Copy out the entire listing, keeping each line exactly as it is.

BEGIN

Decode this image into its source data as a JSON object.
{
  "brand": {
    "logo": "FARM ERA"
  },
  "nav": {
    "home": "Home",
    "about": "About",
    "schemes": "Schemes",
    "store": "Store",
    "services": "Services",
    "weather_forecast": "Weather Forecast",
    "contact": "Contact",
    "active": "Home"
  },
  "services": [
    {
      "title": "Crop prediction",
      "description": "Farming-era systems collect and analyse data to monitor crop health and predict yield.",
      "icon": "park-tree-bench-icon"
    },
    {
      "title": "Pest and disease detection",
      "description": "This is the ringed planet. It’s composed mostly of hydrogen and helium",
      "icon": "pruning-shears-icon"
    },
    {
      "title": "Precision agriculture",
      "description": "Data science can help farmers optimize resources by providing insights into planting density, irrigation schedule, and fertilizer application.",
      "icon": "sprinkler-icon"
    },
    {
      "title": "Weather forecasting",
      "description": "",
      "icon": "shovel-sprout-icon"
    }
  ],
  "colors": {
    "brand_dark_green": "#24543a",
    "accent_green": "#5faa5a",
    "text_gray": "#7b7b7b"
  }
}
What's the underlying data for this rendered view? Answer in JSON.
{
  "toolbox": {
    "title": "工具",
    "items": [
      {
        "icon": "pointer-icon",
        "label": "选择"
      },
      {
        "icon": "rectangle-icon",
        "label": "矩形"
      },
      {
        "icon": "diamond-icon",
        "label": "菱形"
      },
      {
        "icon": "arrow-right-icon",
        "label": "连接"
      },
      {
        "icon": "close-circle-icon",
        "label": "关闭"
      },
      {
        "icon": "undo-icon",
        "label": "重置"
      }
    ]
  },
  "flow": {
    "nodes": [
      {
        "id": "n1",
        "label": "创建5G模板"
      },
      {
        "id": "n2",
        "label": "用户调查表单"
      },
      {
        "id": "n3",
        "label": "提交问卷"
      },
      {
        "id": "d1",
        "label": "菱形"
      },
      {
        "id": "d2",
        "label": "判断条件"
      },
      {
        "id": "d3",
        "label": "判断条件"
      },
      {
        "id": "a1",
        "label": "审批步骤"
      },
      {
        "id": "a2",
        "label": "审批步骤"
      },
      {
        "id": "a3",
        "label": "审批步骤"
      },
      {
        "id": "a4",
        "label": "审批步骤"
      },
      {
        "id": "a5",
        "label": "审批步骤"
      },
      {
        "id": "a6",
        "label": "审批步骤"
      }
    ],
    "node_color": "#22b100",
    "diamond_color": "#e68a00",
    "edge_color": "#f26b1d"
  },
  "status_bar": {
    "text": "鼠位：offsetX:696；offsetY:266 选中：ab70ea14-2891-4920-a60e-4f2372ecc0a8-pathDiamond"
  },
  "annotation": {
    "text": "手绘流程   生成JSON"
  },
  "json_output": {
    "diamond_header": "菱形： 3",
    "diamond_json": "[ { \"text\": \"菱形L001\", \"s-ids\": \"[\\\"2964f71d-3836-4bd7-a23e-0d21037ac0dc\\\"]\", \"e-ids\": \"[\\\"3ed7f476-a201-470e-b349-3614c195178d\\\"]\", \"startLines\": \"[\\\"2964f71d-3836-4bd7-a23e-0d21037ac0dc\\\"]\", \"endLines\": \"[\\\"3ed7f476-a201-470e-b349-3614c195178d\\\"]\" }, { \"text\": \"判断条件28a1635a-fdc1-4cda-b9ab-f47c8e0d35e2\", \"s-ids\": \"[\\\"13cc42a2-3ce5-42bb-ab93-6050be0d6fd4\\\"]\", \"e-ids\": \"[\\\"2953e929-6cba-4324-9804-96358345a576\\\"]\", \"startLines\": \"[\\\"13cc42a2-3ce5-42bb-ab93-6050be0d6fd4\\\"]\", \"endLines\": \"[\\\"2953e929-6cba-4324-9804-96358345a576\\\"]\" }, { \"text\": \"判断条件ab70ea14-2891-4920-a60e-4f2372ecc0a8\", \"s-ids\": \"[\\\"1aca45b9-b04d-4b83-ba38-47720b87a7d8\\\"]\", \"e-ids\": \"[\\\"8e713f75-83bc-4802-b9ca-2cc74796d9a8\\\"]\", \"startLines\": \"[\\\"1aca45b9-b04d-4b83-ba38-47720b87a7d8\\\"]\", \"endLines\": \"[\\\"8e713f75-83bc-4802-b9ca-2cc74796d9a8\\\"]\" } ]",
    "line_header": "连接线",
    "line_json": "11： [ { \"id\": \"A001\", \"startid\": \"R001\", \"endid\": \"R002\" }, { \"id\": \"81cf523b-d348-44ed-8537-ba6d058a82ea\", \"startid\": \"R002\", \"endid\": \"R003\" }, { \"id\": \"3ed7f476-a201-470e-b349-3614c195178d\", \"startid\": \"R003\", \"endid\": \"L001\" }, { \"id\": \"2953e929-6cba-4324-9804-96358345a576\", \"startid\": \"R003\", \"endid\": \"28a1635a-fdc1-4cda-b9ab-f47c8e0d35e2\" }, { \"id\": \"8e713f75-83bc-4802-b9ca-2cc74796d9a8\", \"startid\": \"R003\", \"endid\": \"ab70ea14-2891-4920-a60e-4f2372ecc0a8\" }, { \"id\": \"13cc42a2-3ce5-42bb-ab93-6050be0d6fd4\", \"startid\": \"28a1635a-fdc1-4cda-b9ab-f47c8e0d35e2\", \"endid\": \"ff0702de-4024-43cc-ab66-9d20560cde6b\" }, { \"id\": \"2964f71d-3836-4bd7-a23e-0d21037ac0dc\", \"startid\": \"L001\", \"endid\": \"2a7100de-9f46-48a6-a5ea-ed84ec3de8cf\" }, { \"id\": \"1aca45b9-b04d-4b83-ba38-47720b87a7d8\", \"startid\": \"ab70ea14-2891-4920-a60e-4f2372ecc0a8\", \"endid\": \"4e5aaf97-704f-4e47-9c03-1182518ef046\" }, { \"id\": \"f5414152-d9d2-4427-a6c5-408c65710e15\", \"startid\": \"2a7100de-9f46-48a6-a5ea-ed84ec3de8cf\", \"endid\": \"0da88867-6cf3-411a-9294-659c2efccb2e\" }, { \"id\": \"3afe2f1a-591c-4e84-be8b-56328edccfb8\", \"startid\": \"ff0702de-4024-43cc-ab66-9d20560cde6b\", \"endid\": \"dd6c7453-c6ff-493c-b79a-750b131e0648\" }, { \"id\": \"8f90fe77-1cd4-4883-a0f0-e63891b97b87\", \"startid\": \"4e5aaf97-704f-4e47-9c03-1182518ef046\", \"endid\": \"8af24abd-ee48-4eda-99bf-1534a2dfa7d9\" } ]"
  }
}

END

#### [Answer box]
Decode this image into its source data as a JSON object.
{
  "brand": {
    "logo": "FARM ERA"
  },
  "nav": {
    "home": "Home",
    "about": "About",
    "schemes": "Schemes",
    "store": "Store",
    "services": "Services",
    "weather_forecast": "Weather Forecast",
    "contact": "Contact",
    "active": "Home"
  },
  "services": [
    {
      "title": "Crop prediction",
      "description": "Farming-era systems collect and analyse data to monitor crop health and predict yield.",
      "icon": "park-tree-bench-icon"
    },
    {
      "title": "Pest and disease detection",
      "description": "This is the ringed planet. It’s composed mostly of hydrogen and helium",
      "icon": "pruning-shears-icon"
    },
    {
      "title": "Precision agriculture",
      "description": "Data science can help farmers optimize resources by providing insights into planting density, irrigation schedule, and fertilizer application.",
      "icon": "sprinkler-icon"
    },
    {
      "title": "Weather forecasting",
      "description": "",
      "icon": "shovel-sprout-icon"
    }
  ],
  "colors": {
    "brand_dark_green": "#24543a",
    "accent_green": "#5faa5a",
    "text_gray": "#7b7b7b"
  }
}
What's the underlying data for this rendered view? Answer in JSON.
{
  "toolbox": {
    "title": "工具",
    "items": [
      {
        "icon": "pointer-icon",
        "label": "选择"
      },
      {
        "icon": "rectangle-icon",
        "label": "矩形"
      },
      {
        "icon": "diamond-icon",
        "label": "菱形"
      },
      {
        "icon": "arrow-right-icon",
        "label": "连接"
      },
      {
        "icon": "close-circle-icon",
        "label": "关闭"
      },
      {
        "icon": "undo-icon",
        "label": "重置"
      }
    ]
  },
  "flow": {
    "nodes": [
      {
        "id": "n1",
        "label": "创建5G模板"
      },
      {
        "id": "n2",
        "label": "用户调查表单"
      },
      {
        "id": "n3",
        "label": "提交问卷"
      },
      {
        "id": "d1",
        "label": "菱形"
      },
      {
        "id": "d2",
        "label": "判断条件"
      },
      {
        "id": "d3",
        "label": "判断条件"
      },
      {
        "id": "a1",
        "label": "审批步骤"
      },
      {
        "id": "a2",
        "label": "审批步骤"
      },
      {
        "id": "a3",
        "label": "审批步骤"
      },
      {
        "id": "a4",
        "label": "审批步骤"
      },
      {
        "id": "a5",
        "label": "审批步骤"
      },
      {
        "id": "a6",
        "label": "审批步骤"
      }
    ],
    "node_color": "#22b100",
    "diamond_color": "#e68a00",
    "edge_color": "#f26b1d"
  },
  "status_bar": {
    "text": "鼠位：offsetX:696；offsetY:266 选中：ab70ea14-2891-4920-a60e-4f2372ecc0a8-pathDiamond"
  },
  "annotation": {
    "text": "手绘流程   生成JSON"
  },
  "json_output": {
    "diamond_header": "菱形： 3",
    "diamond_json": "[ { \"text\": \"菱形L001\", \"s-ids\": \"[\\\"2964f71d-3836-4bd7-a23e-0d21037ac0dc\\\"]\", \"e-ids\": \"[\\\"3ed7f476-a201-470e-b349-3614c195178d\\\"]\", \"startLines\": \"[\\\"2964f71d-3836-4bd7-a23e-0d21037ac0dc\\\"]\", \"endLines\": \"[\\\"3ed7f476-a201-470e-b349-3614c195178d\\\"]\" }, { \"text\": \"判断条件28a1635a-fdc1-4cda-b9ab-f47c8e0d35e2\", \"s-ids\": \"[\\\"13cc42a2-3ce5-42bb-ab93-6050be0d6fd4\\\"]\", \"e-ids\": \"[\\\"2953e929-6cba-4324-9804-96358345a576\\\"]\", \"startLines\": \"[\\\"13cc42a2-3ce5-42bb-ab93-6050be0d6fd4\\\"]\", \"endLines\": \"[\\\"2953e929-6cba-4324-9804-96358345a576\\\"]\" }, { \"text\": \"判断条件ab70ea14-2891-4920-a60e-4f2372ecc0a8\", \"s-ids\": \"[\\\"1aca45b9-b04d-4b83-ba38-47720b87a7d8\\\"]\", \"e-ids\": \"[\\\"8e713f75-83bc-4802-b9ca-2cc74796d9a8\\\"]\", \"startLines\": \"[\\\"1aca45b9-b04d-4b83-ba38-47720b87a7d8\\\"]\", \"endLines\": \"[\\\"8e713f75-83bc-4802-b9ca-2cc74796d9a8\\\"]\" } ]",
    "line_header": "连接线",
    "line_json": "11： [ { \"id\": \"A001\", \"startid\": \"R001\", \"endid\": \"R002\" }, { \"id\": \"81cf523b-d348-44ed-8537-ba6d058a82ea\", \"startid\": \"R002\", \"endid\": \"R003\" }, { \"id\": \"3ed7f476-a201-470e-b349-3614c195178d\", \"startid\": \"R003\", \"endid\": \"L001\" }, { \"id\": \"2953e929-6cba-4324-9804-96358345a576\", \"startid\": \"R003\", \"endid\": \"28a1635a-fdc1-4cda-b9ab-f47c8e0d35e2\" }, { \"id\": \"8e713f75-83bc-4802-b9ca-2cc74796d9a8\", \"startid\": \"R003\", \"endid\": \"ab70ea14-2891-4920-a60e-4f2372ecc0a8\" }, { \"id\": \"13cc42a2-3ce5-42bb-ab93-6050be0d6fd4\", \"startid\": \"28a1635a-fdc1-4cda-b9ab-f47c8e0d35e2\", \"endid\": \"ff0702de-4024-43cc-ab66-9d20560cde6b\" }, { \"id\": \"2964f71d-3836-4bd7-a23e-0d21037ac0dc\", \"startid\": \"L001\", \"endid\": \"2a7100de-9f46-48a6-a5ea-ed84ec3de8cf\" }, { \"id\": \"1aca45b9-b04d-4b83-ba38-47720b87a7d8\", \"startid\": \"ab70ea14-2891-4920-a60e-4f2372ecc0a8\", \"endid\": \"4e5aaf97-704f-4e47-9c03-1182518ef046\" }, { \"id\": \"f5414152-d9d2-4427-a6c5-408c65710e15\", \"startid\": \"2a7100de-9f46-48a6-a5ea-ed84ec3de8cf\", \"endid\": \"0da88867-6cf3-411a-9294-659c2efccb2e\" }, { \"id\": \"3afe2f1a-591c-4e84-be8b-56328edccfb8\", \"startid\": \"ff0702de-4024-43cc-ab66-9d20560cde6b\", \"endid\": \"dd6c7453-c6ff-493c-b79a-750b131e0648\" }, { \"id\": \"8f90fe77-1cd4-4883-a0f0-e63891b97b87\", \"startid\": \"4e5aaf97-704f-4e47-9c03-1182518ef046\", \"endid\": \"8af24abd-ee48-4eda-99bf-1534a2dfa7d9\" } ]"
  }
}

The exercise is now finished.